Listing the notable talents who learned their craft at Chicago’s improvisational theater The Second City is de rigueur for any article that covers the troupe’s illustrious past, so that’s what I’ll do right here. The early casts included Alan Arkin, both Mike Nichols and Elaine May, Del Close (who essentially founded the rigorous form of improv that has blossomed in the last 15 years or so), Joan Rivers, Fred Willard, Peter Boyle, and Robert Klein. In the early to mid-1970s a healthy chunk of the people who would dominate American comedy for the next few decades passed through its doors, including Harold Ramis, Brian Doyle-Murray and his little brother Bill, Shelley Long, Dan Aykroyd, and virtually the entire cast of SCTV, which isn’t very surprising, considering that the name stands for “Second City Television.”
John Belushi was the closest thing American comedy had to a rock star in the 1970s, and his untimely death in 1982 from a cocaine overdose only cemented his outsized legend. By the time he hit Saturday Night Live, Belushi had honed his ungainly and manic brilliance through years of training on stages like that of Second City. Joe Flaherty, while never as big a star as Belushi, was and is similarly a consummate pro, doing a ridiculous number of celebrity impersonations on SCTV as well as enhancing projects as diverse as Johnny Dangerously, Heavy Metal, Detroit Rock City, Used Cars, 1941, Stripes, and, best of all, Freaks and Geeks.

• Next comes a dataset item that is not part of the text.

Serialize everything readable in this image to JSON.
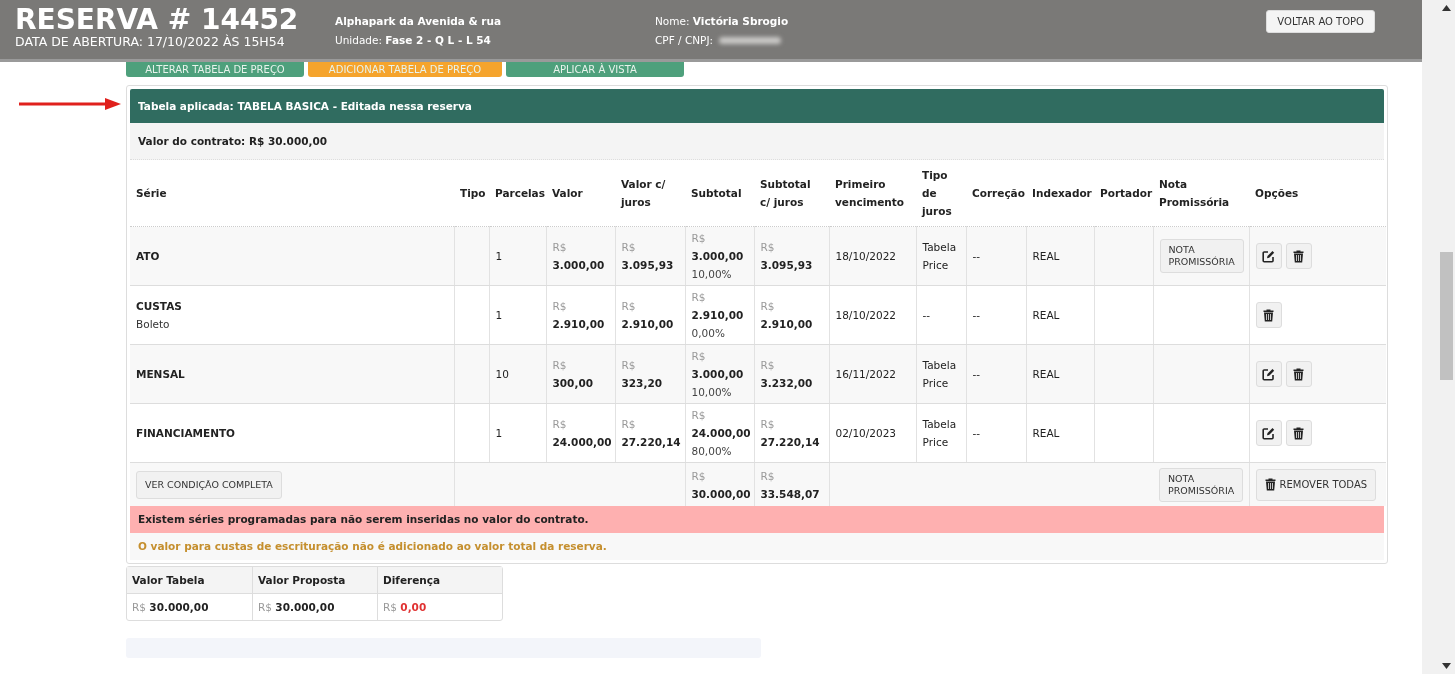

The comedy blog Splitsider recently posted a delicious clip, from Second City’s own archives, that dates from 1971, and it just has to be one of the very earliest records we have of John Belushi plying his craft. Deriving from Second City’s 41st revue from 1971, titled No, No Wilmette, the sketch is called simply “Jail” and it’s a pleasure to watch Belushi’s patient and skillful underplaying. It’s not every sketch that features the hasty preparation for a suicide, as this one does, which might serve as an index to the “revolutionary/countercultural” identity of the Second City players at that time.